This article was originally published on December 1, 2015.
Three years ago, a little blue pill completely changed how I think about sex. (No, not that
blue pill.) Growing up during the ‘80s and ‘90s, I was taught that having sex with other men was a potentially deadly proposition. As I got older, medical advancements and my own experience proved that this was, thankfully, no longer true. But I’m nevertheless part of a generation of gay men for whom sex has always been inseparable from a deep-seated fear of HIV. In 2012, all that changed — and it was almost impossible to believe.
PrEP (pre-exposure prophylaxis) is a daily pill regimen that’s been proven to reduce the risk of HIV infection by up to 99%
when taken as directed. A combination of two existing antiretroviral drugs that have long been used in the treatment of HIV, PrEP was approved by the FDA in 2012 as an HIV prevention strategy. The results of a recent three-year study
in San Francisco found zero (!) incidents of HIV infection among a group of sexually active gay men taking PrEP. The drugs have no serious side effects, and their cost — about
$11,000 a year — is covered by most insurers.
In a few short years, the conversation about Truvada (the drug’s trade name) has evolved dramatically among gay men. Initially, some regarded PrEP with anxiety and skepticism, and early adopters faced slut-shaming
. For men who had long considered condoms a life-saving measure, any excuse not to wear them felt irresponsible and dangerous. (The CDC recommends
that men on PrEP continue to use condoms, and studies have found

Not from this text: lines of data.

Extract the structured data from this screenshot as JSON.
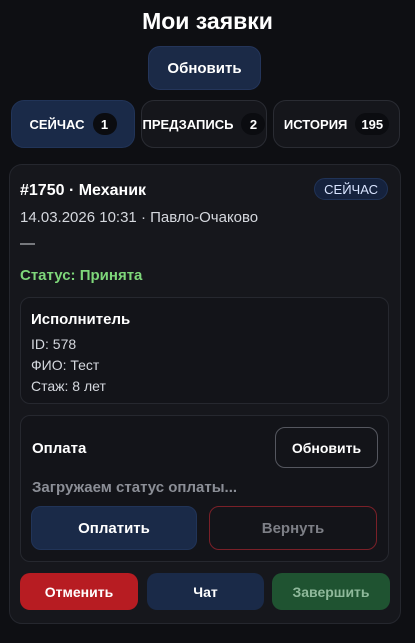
{
  "header": {
    "title": "Мои заявки",
    "refresh_label": "Обновить"
  },
  "tabs": [
    {
      "label": "СЕЙЧАС",
      "count": "1",
      "active": true
    },
    {
      "label": "ПРЕДЗАПИСЬ",
      "count": "2",
      "active": false
    },
    {
      "label": "ИСТОРИЯ",
      "count": "195",
      "active": false
    }
  ],
  "order": {
    "title": "#1750 · Механик",
    "badge": "СЕЙЧАС",
    "meta": "14.03.2026 10:31 · Павло-Очаково",
    "description": "—",
    "status": "Статус: Принята",
    "status_color": "#7ed77a",
    "executor": {
      "title": "Исполнитель",
      "id_line": "ID: 578",
      "name_line": "ФИО: Тест",
      "exp_line": "Стаж: 8 лет"
    },
    "payment": {
      "title": "Оплата",
      "refresh_label": "Обновить",
      "loading_text": "Загружаем статус оплаты...",
      "pay_label": "Оплатить",
      "return_label": "Вернуть"
    },
    "actions": {
      "cancel_label": "Отменить",
      "chat_label": "Чат",
      "finish_label": "Завершить"
    }
  },
  "colors": {
    "background": "#0e0f13",
    "accent_blue": "#1a2a48",
    "danger": "#b71c22",
    "success_dark": "#1f5331"
  }
}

an increase in other STDs among the drug’s users, underscoring this need.) Still, PrEP feels like a true game-changer: Even if they don’t use these pills themselves, most sexually active gay men are likely to have a number of friends who do.
And yet, when I bring up PrEP with a female friend, more often than not, she’s never heard of it. Considering what a tremendous impact this drug has had on the gay community (and the fact that my female friends are among the smartest people I know), I started asking myself, Why aren’t more women talking about PrEP?
When I posed this question to several experts, they pointed to a number of reasons. Obviously, pregnancy and contraception are top-of-mind concerns for the vast majority of women who have sex with men. But HIV also affects the female population in huge numbers: About one in four people living with HIV in the U.S. are women, according to the CDC
, and worldwide, the number is closer to half. “Particularly in the United States, it’s a challenge, because many people think of HIV still as very much a 'gay disease,' and that’s incorrect,” says Mitchell Warren, executive director of the AIDS Vaccine Advocacy Coalition.
Who are the women who stand to benefit most from PrEP? Chances are, if you’re a sexually active woman, you understand what behaviors put you more at risk — such as having unprotected sex with multiple partners. It’s true that you can’t know everything about your sex partners (even a monogamous one). But if you’ve had no reason to worry about HIV before, you likely don’t need to run and ask your doctor about taking PrEP. That said, women who fall into certain demographics stand to benefit from this drug tremendously — if only they knew it existed and could comfortably connect with knowledgeable health care providers. One of its uses is truly astounding: A woman can take Truvada to have a child with an HIV-positive partner, preventing transmission of the virus both to herself and her baby.
PrEP holds enormous potential to be a boon for women’s health — not only by preventing infection, but by empowering women to assume control over their HIV risk, in the same way contraception lets women decide if and when they wish to become pregnant. Ahead are groups of women for whom PrEP could be especially life-changing.